Finance Minister Dr Peter Phillips on Wednesday sought to dispel notions that the ongoing negotiations with the International Monetary Fund (IMF) will be delayed, saying that at least the letter of intent would have been concluded by yearend.
He acknowledged, however, that the approval process could extend into the new year.
"There is no doubt that the negative conditions in world economy have affected us, and there is no doubt that confidence is under pressure because the market have determine that their litmus test of confidence hinges upon conclusion of negotiations, even though I have said there is no delay and we are moving in accordance with a timetable that was settled in the first discussion we had with the Fund," said Phillips at the monthly Mayberry Investors' Forum in Kingston.

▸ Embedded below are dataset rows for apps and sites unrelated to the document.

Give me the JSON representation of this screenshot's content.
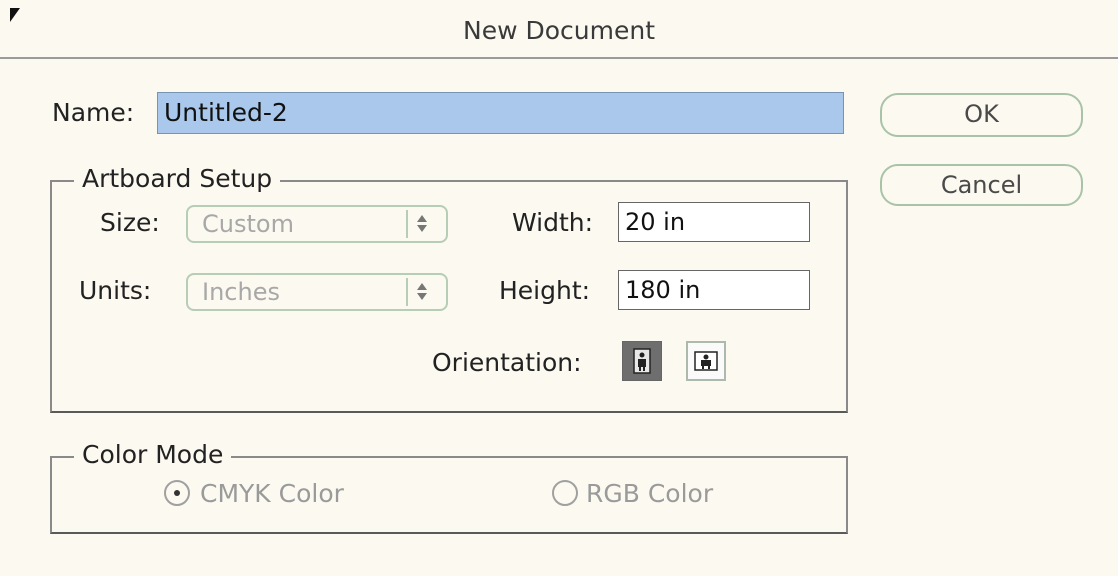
{
  "window": {
    "title": "New Document"
  },
  "name_field": {
    "label": "Name:",
    "value": "Untitled-2"
  },
  "buttons": {
    "ok": "OK",
    "cancel": "Cancel"
  },
  "artboard": {
    "group_title": "Artboard Setup",
    "size": {
      "label": "Size:",
      "value": "Custom"
    },
    "units": {
      "label": "Units:",
      "value": "Inches"
    },
    "width": {
      "label": "Width:",
      "value": "20 in"
    },
    "height": {
      "label": "Height:",
      "value": "180 in"
    },
    "orientation": {
      "label": "Orientation:",
      "selected": "portrait",
      "options": [
        "portrait-icon",
        "landscape-icon"
      ]
    }
  },
  "color_mode": {
    "group_title": "Color Mode",
    "options": [
      {
        "label": "CMYK Color",
        "selected": true
      },
      {
        "label": "RGB Color",
        "selected": false
      }
    ]
  },
  "colors": {
    "background": "#fcf9f0",
    "name_field_highlight": "#a9c8ec",
    "button_border": "#a9c3a9",
    "orientation_selected": "#6e6e6e"
  }
}
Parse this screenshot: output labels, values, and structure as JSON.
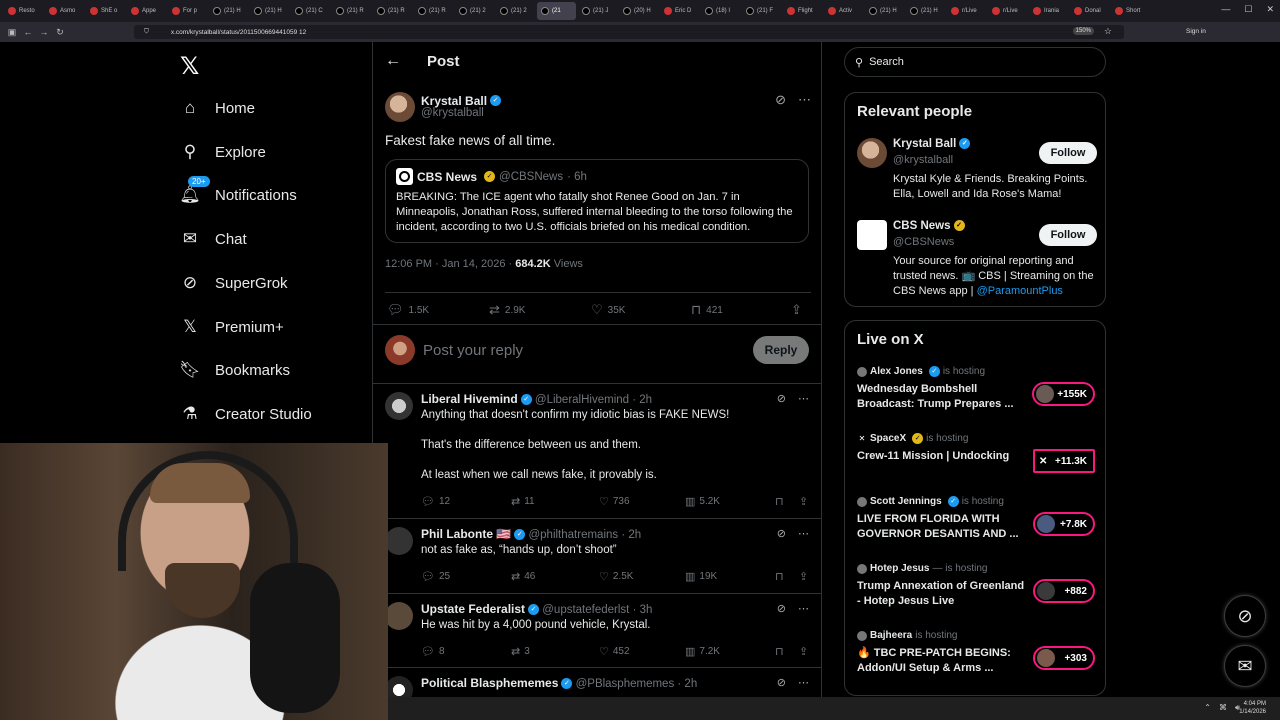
{
  "browser": {
    "tabs": [
      "Resto",
      "Asmo",
      "ShE o",
      "Appe",
      "For p",
      "(21) H",
      "(21) H",
      "(21) C",
      "(21) R",
      "(21) R",
      "(21) R",
      "(21) 2",
      "(21) 2",
      "(21",
      "(21) J",
      "(20) H",
      "Eric D",
      "(18) I",
      "(21) F",
      "Flight",
      "Activ",
      "(21) H",
      "(21) H",
      "r/Live",
      "r/Live",
      "Irania",
      "Donal",
      "Short"
    ],
    "active_tab_index": 13,
    "url": "x.com/krystalball/status/2011500669441059 12",
    "zoom": "150%",
    "signin": "Sign in"
  },
  "left_nav": {
    "items": [
      {
        "label": "Home",
        "icon": "home-icon"
      },
      {
        "label": "Explore",
        "icon": "search-icon"
      },
      {
        "label": "Notifications",
        "icon": "bell-icon",
        "badge": "20+"
      },
      {
        "label": "Chat",
        "icon": "mail-icon"
      },
      {
        "label": "SuperGrok",
        "icon": "grok-icon"
      },
      {
        "label": "Premium+",
        "icon": "x-icon"
      },
      {
        "label": "Bookmarks",
        "icon": "bookmark-icon"
      },
      {
        "label": "Creator Studio",
        "icon": "flask-icon"
      }
    ]
  },
  "post_header": {
    "title": "Post"
  },
  "main_tweet": {
    "name": "Krystal Ball",
    "handle": "@krystalball",
    "text": "Fakest fake news of all time.",
    "quote": {
      "name": "CBS News",
      "handle": "@CBSNews",
      "age": "· 6h",
      "text": "BREAKING: The ICE agent who fatally shot Renee Good on Jan. 7 in Minneapolis, Jonathan Ross, suffered internal bleeding to the torso following the incident, according to two U.S. officials briefed on his medical condition."
    },
    "time": "12:06 PM · Jan 14, 2026 · ",
    "views": "684.2K",
    "views_label": " Views",
    "stats": {
      "replies": "1.5K",
      "reposts": "2.9K",
      "likes": "35K",
      "bookmarks": "421"
    }
  },
  "reply_box": {
    "placeholder": "Post your reply",
    "button": "Reply"
  },
  "replies": [
    {
      "name": "Liberal Hivemind",
      "handle": "@LiberalHivemind",
      "age": "· 2h",
      "lines": [
        "Anything that doesn't confirm my idiotic bias is FAKE NEWS!",
        "",
        "That's the difference between us and them.",
        "",
        "At least when we call news fake, it provably is."
      ],
      "replies": "12",
      "reposts": "11",
      "likes": "736",
      "views": "5.2K"
    },
    {
      "name": "Phil Labonte 🇺🇸",
      "handle": "@philthatremains",
      "age": "· 2h",
      "lines": [
        "not as fake as, “hands up, don’t shoot”"
      ],
      "replies": "25",
      "reposts": "46",
      "likes": "2.5K",
      "views": "19K"
    },
    {
      "name": "Upstate Federalist",
      "handle": "@upstatefederlst",
      "age": "· 3h",
      "lines": [
        "He was hit by a 4,000 pound vehicle, Krystal."
      ],
      "replies": "8",
      "reposts": "3",
      "likes": "452",
      "views": "7.2K"
    },
    {
      "name": "Political Blasphememes",
      "handle": "@PBlasphememes",
      "age": "· 2h",
      "lines": [],
      "replies": "",
      "reposts": "",
      "likes": "",
      "views": ""
    }
  ],
  "search": {
    "placeholder": "Search"
  },
  "relevant_people": {
    "title": "Relevant people",
    "people": [
      {
        "name": "Krystal Ball",
        "handle": "@krystalball",
        "bio": "Krystal Kyle & Friends. Breaking Points. Ella, Lowell and Ida Rose's Mama!",
        "bio_link": "",
        "follow": "Follow"
      },
      {
        "name": "CBS News",
        "handle": "@CBSNews",
        "bio": "Your source for original reporting and trusted news. 📺 CBS | Streaming on the CBS News app | ",
        "bio_link": "@ParamountPlus",
        "follow": "Follow"
      }
    ]
  },
  "live": {
    "title": "Live on X",
    "items": [
      {
        "host": "Alex Jones",
        "suffix": "is hosting",
        "title": "Wednesday Bombshell Broadcast: Trump Prepares ...",
        "count": "+155K"
      },
      {
        "host": "SpaceX",
        "suffix": "is hosting",
        "title": "Crew-11 Mission | Undocking",
        "count": "+11.3K"
      },
      {
        "host": "Scott Jennings",
        "suffix": "is hosting",
        "title": "LIVE FROM FLORIDA WITH GOVERNOR DESANTIS AND ...",
        "count": "+7.8K"
      },
      {
        "host": "Hotep Jesus",
        "suffix": "— is hosting",
        "title": "Trump Annexation of Greenland - Hotep Jesus Live",
        "count": "+882"
      },
      {
        "host": "Bajheera",
        "suffix": "is hosting",
        "title": "🔥 TBC PRE-PATCH BEGINS: Addon/UI Setup & Arms ...",
        "count": "+303"
      }
    ]
  },
  "taskbar": {
    "time": "4:04 PM",
    "date": "1/14/2026"
  },
  "colors": {
    "accent": "#1d9bf0",
    "live": "#f91880",
    "gold": "#e2b719"
  }
}
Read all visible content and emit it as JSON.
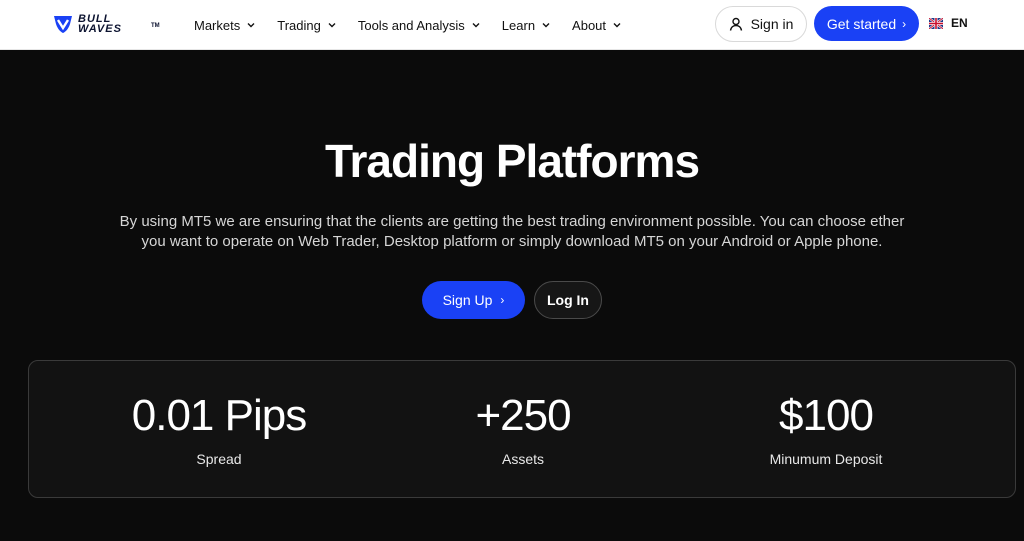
{
  "brand": {
    "line1": "BULL",
    "line2": "WAVES",
    "tm": "TM",
    "accent": "#1a41f5"
  },
  "nav": {
    "items": [
      {
        "label": "Markets"
      },
      {
        "label": "Trading"
      },
      {
        "label": "Tools and Analysis"
      },
      {
        "label": "Learn"
      },
      {
        "label": "About"
      }
    ]
  },
  "header_actions": {
    "signin_label": "Sign in",
    "signin_icon": "user-icon",
    "get_started_label": "Get started",
    "lang_label": "EN",
    "lang_icon": "uk-flag-icon"
  },
  "hero": {
    "title": "Trading Platforms",
    "description": "By using MT5 we are ensuring that the clients are getting the best trading environment possible. You can choose ether you want to operate on Web Trader, Desktop platform or simply download MT5 on your Android or Apple phone.",
    "signup_label": "Sign Up",
    "login_label": "Log In"
  },
  "stats": [
    {
      "value": "0.01 Pips",
      "label": "Spread"
    },
    {
      "value": "+250",
      "label": "Assets"
    },
    {
      "value": "$100",
      "label": "Minumum Deposit"
    }
  ]
}
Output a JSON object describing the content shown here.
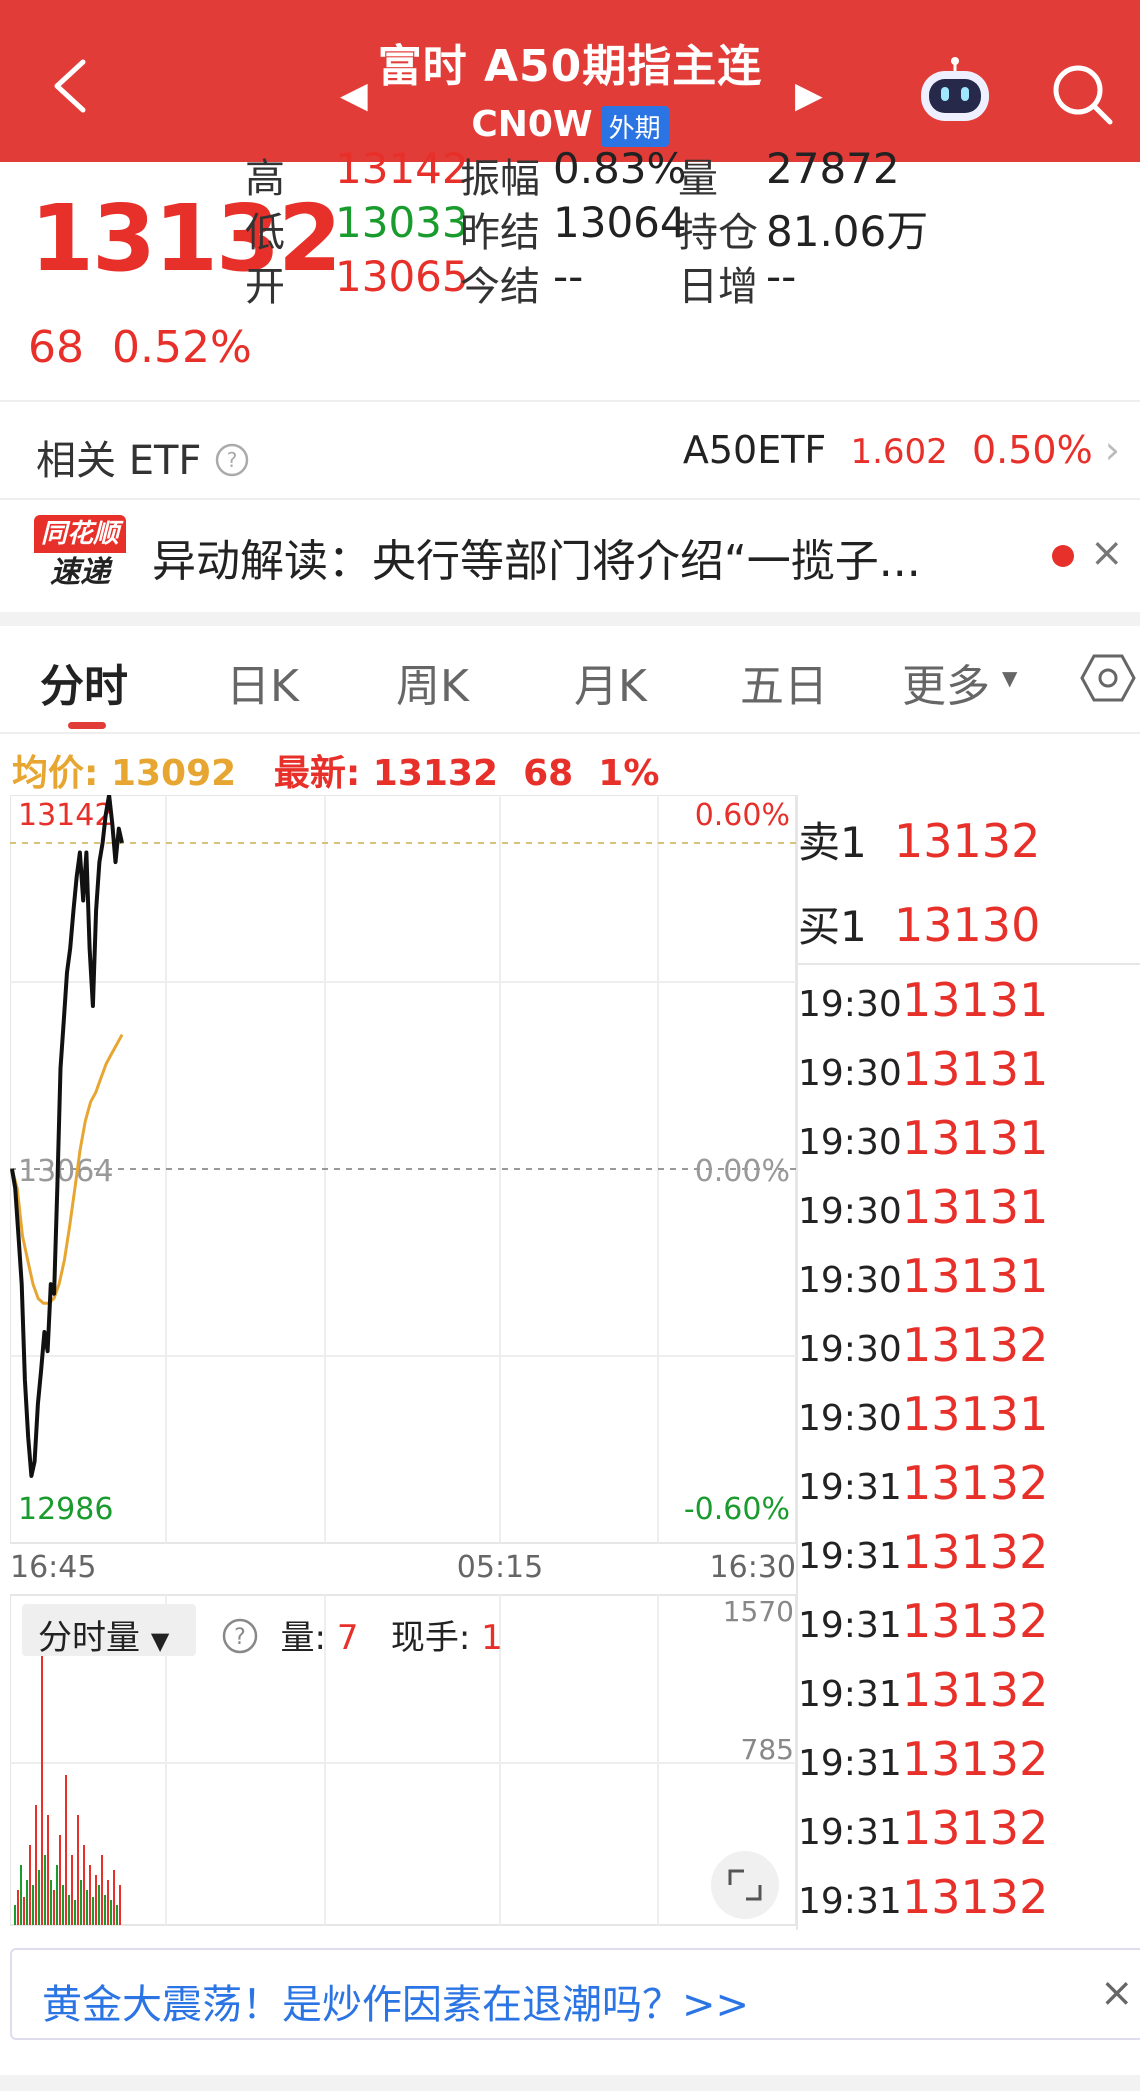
{
  "header": {
    "title": "富时 A50期指主连",
    "code": "CN0W",
    "tag": "外期",
    "prev": "◀",
    "next": "▶"
  },
  "quote": {
    "last": "13132",
    "change": "68",
    "change_pct": "0.52%",
    "stats": [
      {
        "label": "高",
        "value": "13142",
        "color": "red"
      },
      {
        "label": "低",
        "value": "13033",
        "color": "green"
      },
      {
        "label": "开",
        "value": "13065",
        "color": "red"
      },
      {
        "label": "振幅",
        "value": "0.83%",
        "color": "dark"
      },
      {
        "label": "昨结",
        "value": "13064",
        "color": "dark"
      },
      {
        "label": "今结",
        "value": "--",
        "color": "dark"
      },
      {
        "label": "量",
        "value": "27872",
        "color": "dark"
      },
      {
        "label": "持仓",
        "value": "81.06万",
        "color": "dark"
      },
      {
        "label": "日增",
        "value": "--",
        "color": "dark"
      }
    ]
  },
  "etf": {
    "label": "相关 ETF",
    "name": "A50ETF",
    "price": "1.602",
    "pct": "0.50%"
  },
  "news": {
    "logo_top": "同花顺",
    "logo_bottom": "速递",
    "text": "异动解读：央行等部门将介绍“一揽子..."
  },
  "tabs": [
    "分时",
    "日K",
    "周K",
    "月K",
    "五日",
    "更多"
  ],
  "info": {
    "avg_label": "均价:",
    "avg": "13092",
    "latest_label": "最新:",
    "latest": "13132",
    "chg": "68",
    "pct": "1%"
  },
  "chart": {
    "max_label": "13142",
    "base_label": "13064",
    "min_label": "12986",
    "pct_top": "0.60%",
    "pct_mid": "0.00%",
    "pct_bottom": "-0.60%",
    "time_start": "16:45",
    "time_mid": "05:15",
    "time_end": "16:30",
    "vol_max": "1570",
    "vol_mid": "785"
  },
  "chart_data": {
    "type": "line",
    "base": 13064,
    "ylim": [
      12986,
      13142
    ],
    "price_series": [
      13064,
      13060,
      13050,
      13040,
      13020,
      13008,
      13000,
      13003,
      13015,
      13022,
      13030,
      13026,
      13040,
      13038,
      13060,
      13085,
      13095,
      13105,
      13110,
      13118,
      13125,
      13130,
      13120,
      13130,
      13110,
      13098,
      13118,
      13128,
      13132,
      13138,
      13142,
      13136,
      13128,
      13135,
      13132
    ],
    "avg_series": [
      13064,
      13060,
      13050,
      13045,
      13040,
      13037,
      13036,
      13036,
      13037,
      13040,
      13045,
      13052,
      13060,
      13068,
      13074,
      13078,
      13080,
      13083,
      13086,
      13088,
      13090,
      13092
    ]
  },
  "book": {
    "sell_label": "卖1",
    "sell_price": "13132",
    "buy_label": "买1",
    "buy_price": "13130"
  },
  "trades": [
    {
      "time": "19:30",
      "price": "13131"
    },
    {
      "time": "19:30",
      "price": "13131"
    },
    {
      "time": "19:30",
      "price": "13131"
    },
    {
      "time": "19:30",
      "price": "13131"
    },
    {
      "time": "19:30",
      "price": "13131"
    },
    {
      "time": "19:30",
      "price": "13132"
    },
    {
      "time": "19:30",
      "price": "13131"
    },
    {
      "time": "19:31",
      "price": "13132"
    },
    {
      "time": "19:31",
      "price": "13132"
    },
    {
      "time": "19:31",
      "price": "13132"
    },
    {
      "time": "19:31",
      "price": "13132"
    },
    {
      "time": "19:31",
      "price": "13132"
    },
    {
      "time": "19:31",
      "price": "13132"
    },
    {
      "time": "19:31",
      "price": "13132"
    }
  ],
  "volume": {
    "dropdown": "分时量",
    "qty_label": "量:",
    "qty": "7",
    "now_label": "现手:",
    "now": "1"
  },
  "banner": {
    "text": "黄金大震荡！是炒作因素在退潮吗？>>"
  },
  "colors": {
    "header": "#e23c38",
    "up": "#e8302a",
    "down": "#1a9b2e",
    "avg": "#e6a631",
    "link": "#2b74e4"
  }
}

"There is no doubt that we are well within the averages as far as negotiation of an agreement is concerned. Even with the last agreement signed by Jamaica and, in fact, there is no doubt that most companies contemplating merger or acquisition of another company would take longer in concluding it than we have had in these discussions," Phillips said.
He said the parties have already agreed that the new bailout programme would last four years.
The basic fundamentals of the agreement have been settled, but there are some technical issues that the IMF wants to discuss, he told the forum.
Referring to the October issue of the World Economic Outlook, Phillips said the assessment for the global economy was negative.
"So what the Fund says, in that context, is that they want to have a discussion about buffers or cushions or what measures can be contemplated in the event that these perspectives are realised," the finance minister said.
"There are some technical issues as to the range of possible options that have to be discussed, but the basic things are all settled matter," he said.
Back in early October, following the fund one-week visit to the island, Phillips had said that the Government and the IMF were in discussion on the draft letter of intent and that they were making good progress towards a yearend timetable for submission to the Fund.
However, a deal with the IMF would have to be approved by the Fund's board. Expectations are that the board review will not take place until next year.
confident re letter of intent
Phillips reiterated at the forum that he remains confident that the letter of intent will be submitted by yearend and was hopeful it would go to the IMF board for approval.
"Let me say that the discussions have taken place and there is fundamental agreement - mutual understandings between the Government of Jamaica and the Fund relating to structural reform, growth agenda, the duration of a programme which will be a four-year programme - and we have dealt with and settled issues relating to the overall public-sector deficit, the fiscal deficit, the wages-to-GDP ratio, the debt-to-GDP ratio, the levels of primary surplus and those fundamental issues," said Phillips.
"I am hopeful also that we could get to the board this calendar year, though I will grant the possibility - the month of December being as it is - that it may not be possible to get to the board this calendar year and it may be pushed back to January," he said.
A letter of intent lays out the economic reforms that a country is committed to making in exchange for receiving an IMF loan.
"This past week, we have officials of the Government of Jamaica in Washington DC looking at and exchanging information regarding our views on the memorandum of economic and financial policy which forms the basis of the letter of intent which is to be issued," Phillips said.
A letter of intent is a precursor to the signing of an agreement with the multilateral entity.
"I don't believe that there has ever been a case where a staff-settled letter of intent has ever been turned back from the board," the minister said.